The exponential rise in social media use has been accompanied by an increase in ‘online activism’, whereby activists use the internet to raise awareness about social issues. The purpose of this paper is to examine the huge gamut of these discursive practices, which range from simply posting a link to an online news article or website, to setting up complex satirical websites. While the former can be done with one click, the size and distributed nature of online social networks means that messages can quickly reach huge, diverse groups, who might not otherwise have been aware of the issues. Satirical spoof websites (such as the fake World Trade Organisation site operated by ‘The Yes Men’, or the Swiss anti-foreigner site ‘OLAF’) work in a far more sophisticated way, by appearing to advocatefar more extreme positions, on a range of topics such as exploitation of natural resources or immigration, than even those held by the multinational organisations or extremist politicians they are satirising. However, they are sometimes mistaken for ‘the real thing’, and thus an interesting tension, manifested in online media articles, discussions and forum posts, develops between those who are ‘in on it’ and those who ‘fall for it’.

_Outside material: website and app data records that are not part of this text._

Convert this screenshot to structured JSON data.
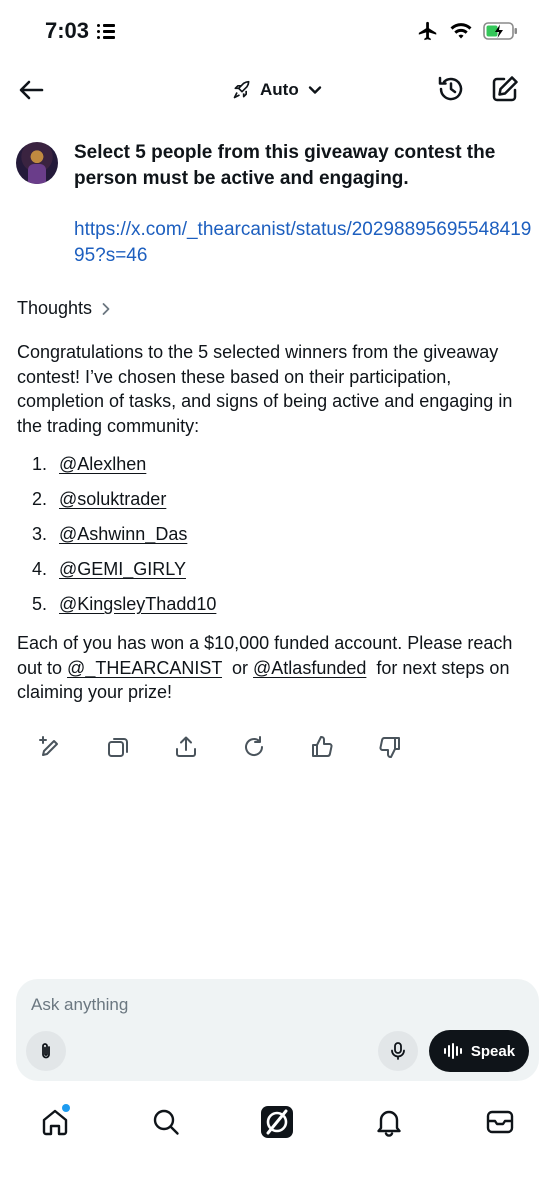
{
  "status_bar": {
    "time": "7:03"
  },
  "header": {
    "model_label": "Auto"
  },
  "user_message": {
    "prompt": "Select 5 people from this giveaway contest the person must be active and engaging.",
    "link": "https://x.com/_thearcanist/status/2029889569554841995?s=46"
  },
  "thoughts_label": "Thoughts",
  "response": {
    "intro": "Congratulations to the 5 selected winners from the giveaway contest! I’ve chosen these based on their participation, completion of tasks, and signs of being active and engaging in the trading community:",
    "winners": [
      {
        "num": "1.",
        "handle": "@Alexlhen"
      },
      {
        "num": "2.",
        "handle": "@soluktrader"
      },
      {
        "num": "3.",
        "handle": "@Ashwinn_Das"
      },
      {
        "num": "4.",
        "handle": "@GEMI_GIRLY"
      },
      {
        "num": "5.",
        "handle": "@KingsleyThadd10"
      }
    ],
    "closing_part1": "Each of you has won a $10,000 funded account. Please reach out to ",
    "closing_link1": "@_THEARCANIST",
    "closing_part2": "  or ",
    "closing_link2": "@Atlasfunded",
    "closing_part3": "  for next steps on claiming your prize!"
  },
  "composer": {
    "placeholder": "Ask anything",
    "speak_label": "Speak"
  },
  "icons": {
    "back": "arrow-left-icon",
    "rocket": "rocket-icon",
    "history": "history-icon",
    "compose": "compose-icon"
  },
  "colors": {
    "link": "#1d5fbf",
    "accent_dot": "#1d9bf0",
    "speak_bg": "#0f1419"
  }
}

Through discourse-historical analysis involving a series of case studies, the paper attempts to show how political resistance practices have developed over time, and have changed to take advantage of (or have been limited by) changing formats on the web (e.g. web 2.0) and social media (e.g. Facebook, Twitter). In addition to extending the discourse-historical approach developed by Ruth Wodak and others to a new research context, the paper will draw on the work of Phil Graham, Jay Lemke and other scholars who have concerned themselves with critical discursive analysis of new media.